When we consume sweet, sugary foods, it activates taste buds on the tongue. We also know that sugar has a powerful effect on the brain; new research may help explain why that happens. Scientists have shown that sugar can trigger a neurological pathway that starts in the gut and goes straight to the brain. The work has been reported in Nature.
Scientists led by Howard Hughes Medical Institute Investigator Charles Zuker found that in a mouse model, when sugar hits the intestines, signals are sent to the brain, where they promote cravings for more sugar. Experiments showed that this pathway only responded to sugar, not artificial sweeteners.
Zuker's group showed in 2008 that even when mice cannot sense sweet tastes, they still prefer sugary foods. This work may show why sugar has a unique effect and why it's so hard to satisfy sugar cravings.
"We need to separate the concepts of sweet and sugar," noted Zuker, a Columbia University neuroscientist. "Sweet is liking, sugar is wanting. This new work reveals the neural basis for sugar preference."
Sugar is a term used to describe a variety of chemicals that have a sweet taste, provide the body with energy, and activate mechanisms in the brain that make humans and mice feel good. That leads people to seek out sugary foods, which were once only available in limited quantities. But in the modern world, people can choose to consume vast quantities of sugar, which has also been added to myriad processed foods. In the late 1880s, the average American ate about ten pounds of the stuff in a year; that average has now risen to over 100 pounds. It's no surprise that metabolic diseases have also grown far more common.
While sugars and artificial sweeteners both activate the same system that senses sweet tastes, sugar has a behavioral effect that artificial sweeteners don't seem to have.
When the researchers gave mice a choice between the water spiked with the sweetener Acesulfame K (which is added to diet soda) or sugar, the mice started out consuming both but within two days, were selecting sugar water almost exclusively.
"We reasoned this unquenchable motivation that the animal has for consuming sugar, rather than sweetness, might have a neural basis," Zuker said.
The scientists observed brain activity after mice consumed sugar or the artificial sweetener, and identified a brain region that is responsive only to sugar. This area is called the caudal nucleus of the solitary tract (cNST), and is in the brain stem, separate from the area where taste is sensed. The cNST acts as a hub of information about the body's state. The scientists found that in the lining of the intestine, when sugar is sensed, a signal is sent from the vagus nerve directly to the brain.
This direct pathway from the gut to the brain prefers sugar in the form of glucose, and some other chemicals that are similar. Artificial sweeteners don't stimulate the circuit, which may explain why they can't fully displace sugar in the marketplace.
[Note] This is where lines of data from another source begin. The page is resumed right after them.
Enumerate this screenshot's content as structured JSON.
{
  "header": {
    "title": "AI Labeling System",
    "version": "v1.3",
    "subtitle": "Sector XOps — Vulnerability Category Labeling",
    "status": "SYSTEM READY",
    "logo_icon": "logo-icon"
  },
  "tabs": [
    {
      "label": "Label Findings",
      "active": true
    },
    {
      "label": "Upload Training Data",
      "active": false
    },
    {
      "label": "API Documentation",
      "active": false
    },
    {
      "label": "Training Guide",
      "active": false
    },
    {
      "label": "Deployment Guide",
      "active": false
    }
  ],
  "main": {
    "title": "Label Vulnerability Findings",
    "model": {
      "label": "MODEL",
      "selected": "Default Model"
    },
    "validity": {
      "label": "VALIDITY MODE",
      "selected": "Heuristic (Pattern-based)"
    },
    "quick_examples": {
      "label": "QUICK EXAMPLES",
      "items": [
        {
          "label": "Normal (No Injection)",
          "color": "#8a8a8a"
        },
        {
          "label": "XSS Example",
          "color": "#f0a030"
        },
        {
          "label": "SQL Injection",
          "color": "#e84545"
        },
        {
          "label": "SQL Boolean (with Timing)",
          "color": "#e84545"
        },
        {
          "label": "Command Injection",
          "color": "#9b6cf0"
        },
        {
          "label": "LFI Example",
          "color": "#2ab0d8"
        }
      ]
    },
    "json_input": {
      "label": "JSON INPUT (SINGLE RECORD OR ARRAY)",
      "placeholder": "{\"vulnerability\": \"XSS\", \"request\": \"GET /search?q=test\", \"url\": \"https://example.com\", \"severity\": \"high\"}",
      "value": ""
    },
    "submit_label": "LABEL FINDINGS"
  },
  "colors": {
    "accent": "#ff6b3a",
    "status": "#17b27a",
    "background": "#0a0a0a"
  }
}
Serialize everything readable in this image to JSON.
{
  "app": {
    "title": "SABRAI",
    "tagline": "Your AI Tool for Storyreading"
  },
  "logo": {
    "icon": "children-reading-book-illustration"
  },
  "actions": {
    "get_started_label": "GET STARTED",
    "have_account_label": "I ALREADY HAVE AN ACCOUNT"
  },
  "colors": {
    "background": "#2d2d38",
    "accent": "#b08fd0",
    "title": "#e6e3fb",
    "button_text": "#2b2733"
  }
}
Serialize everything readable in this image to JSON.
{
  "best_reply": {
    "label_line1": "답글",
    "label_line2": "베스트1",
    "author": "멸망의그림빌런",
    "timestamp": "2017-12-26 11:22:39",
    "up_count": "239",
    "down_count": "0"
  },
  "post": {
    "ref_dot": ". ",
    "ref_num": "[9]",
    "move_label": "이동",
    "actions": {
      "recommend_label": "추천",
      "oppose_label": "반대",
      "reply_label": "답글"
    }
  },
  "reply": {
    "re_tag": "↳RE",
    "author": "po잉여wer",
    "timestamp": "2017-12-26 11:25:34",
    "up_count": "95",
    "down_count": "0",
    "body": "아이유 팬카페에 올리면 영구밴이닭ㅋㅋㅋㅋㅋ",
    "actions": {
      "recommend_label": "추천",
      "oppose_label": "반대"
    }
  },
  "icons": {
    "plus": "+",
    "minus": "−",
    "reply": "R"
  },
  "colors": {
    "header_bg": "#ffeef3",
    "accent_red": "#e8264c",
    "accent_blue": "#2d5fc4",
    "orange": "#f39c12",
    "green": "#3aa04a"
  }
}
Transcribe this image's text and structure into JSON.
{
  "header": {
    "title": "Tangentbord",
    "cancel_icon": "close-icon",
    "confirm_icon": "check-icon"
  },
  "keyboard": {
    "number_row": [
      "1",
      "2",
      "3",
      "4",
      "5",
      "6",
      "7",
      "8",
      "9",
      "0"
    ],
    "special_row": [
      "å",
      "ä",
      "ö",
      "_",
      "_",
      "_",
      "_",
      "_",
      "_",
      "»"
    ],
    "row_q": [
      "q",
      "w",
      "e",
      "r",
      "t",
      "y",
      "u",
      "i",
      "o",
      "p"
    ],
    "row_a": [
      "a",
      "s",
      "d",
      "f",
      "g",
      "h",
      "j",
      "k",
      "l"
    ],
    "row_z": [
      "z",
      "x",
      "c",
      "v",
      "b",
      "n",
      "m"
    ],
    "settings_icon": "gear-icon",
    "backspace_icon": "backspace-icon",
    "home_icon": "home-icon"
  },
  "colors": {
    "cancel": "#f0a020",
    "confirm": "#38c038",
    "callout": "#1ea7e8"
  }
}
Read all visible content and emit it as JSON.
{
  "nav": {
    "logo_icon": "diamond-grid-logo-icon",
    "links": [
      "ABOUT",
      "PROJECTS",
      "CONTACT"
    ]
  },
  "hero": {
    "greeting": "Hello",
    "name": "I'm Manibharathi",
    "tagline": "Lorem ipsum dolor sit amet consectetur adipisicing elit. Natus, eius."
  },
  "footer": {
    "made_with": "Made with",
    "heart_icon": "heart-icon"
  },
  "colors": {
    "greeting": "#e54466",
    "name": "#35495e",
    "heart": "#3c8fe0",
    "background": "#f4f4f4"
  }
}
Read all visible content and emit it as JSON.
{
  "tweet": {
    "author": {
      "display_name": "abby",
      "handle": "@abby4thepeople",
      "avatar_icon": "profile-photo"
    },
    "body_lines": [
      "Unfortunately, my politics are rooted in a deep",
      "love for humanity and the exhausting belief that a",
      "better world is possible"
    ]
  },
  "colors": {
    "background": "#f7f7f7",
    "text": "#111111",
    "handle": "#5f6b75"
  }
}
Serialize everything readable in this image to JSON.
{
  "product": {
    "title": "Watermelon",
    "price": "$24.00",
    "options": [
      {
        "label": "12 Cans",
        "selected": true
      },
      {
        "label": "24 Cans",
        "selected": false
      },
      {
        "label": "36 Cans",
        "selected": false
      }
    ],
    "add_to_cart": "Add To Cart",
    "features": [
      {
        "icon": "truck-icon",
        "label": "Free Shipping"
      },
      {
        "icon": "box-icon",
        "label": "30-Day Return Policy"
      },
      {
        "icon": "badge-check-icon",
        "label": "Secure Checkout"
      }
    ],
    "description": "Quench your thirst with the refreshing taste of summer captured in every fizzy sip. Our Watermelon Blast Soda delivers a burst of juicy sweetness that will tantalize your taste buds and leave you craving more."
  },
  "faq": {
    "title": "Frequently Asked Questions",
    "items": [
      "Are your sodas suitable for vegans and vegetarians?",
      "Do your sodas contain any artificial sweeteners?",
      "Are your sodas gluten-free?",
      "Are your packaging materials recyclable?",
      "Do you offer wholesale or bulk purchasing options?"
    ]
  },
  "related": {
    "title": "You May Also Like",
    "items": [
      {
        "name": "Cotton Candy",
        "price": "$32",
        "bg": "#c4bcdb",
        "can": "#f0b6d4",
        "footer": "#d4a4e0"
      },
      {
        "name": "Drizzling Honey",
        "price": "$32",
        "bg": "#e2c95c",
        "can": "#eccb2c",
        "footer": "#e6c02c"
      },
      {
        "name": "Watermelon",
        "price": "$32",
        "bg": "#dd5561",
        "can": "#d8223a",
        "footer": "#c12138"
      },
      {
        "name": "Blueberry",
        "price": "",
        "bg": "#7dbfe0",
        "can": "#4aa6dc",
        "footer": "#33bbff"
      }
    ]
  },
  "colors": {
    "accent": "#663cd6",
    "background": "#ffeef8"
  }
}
Fructose, which is found in fruits, is also ignored by the pathway.
Though these studies were conducted in mice, Zuker is confident that a pathway that is essentially the same also exists in humans.
"Uncovering this circuit helps explain how sugar directly impacts our brain to drive consumption," he said. "It also exposes new potential targets and opportunities for strategies to help curtail our insatiable appetite for sugar."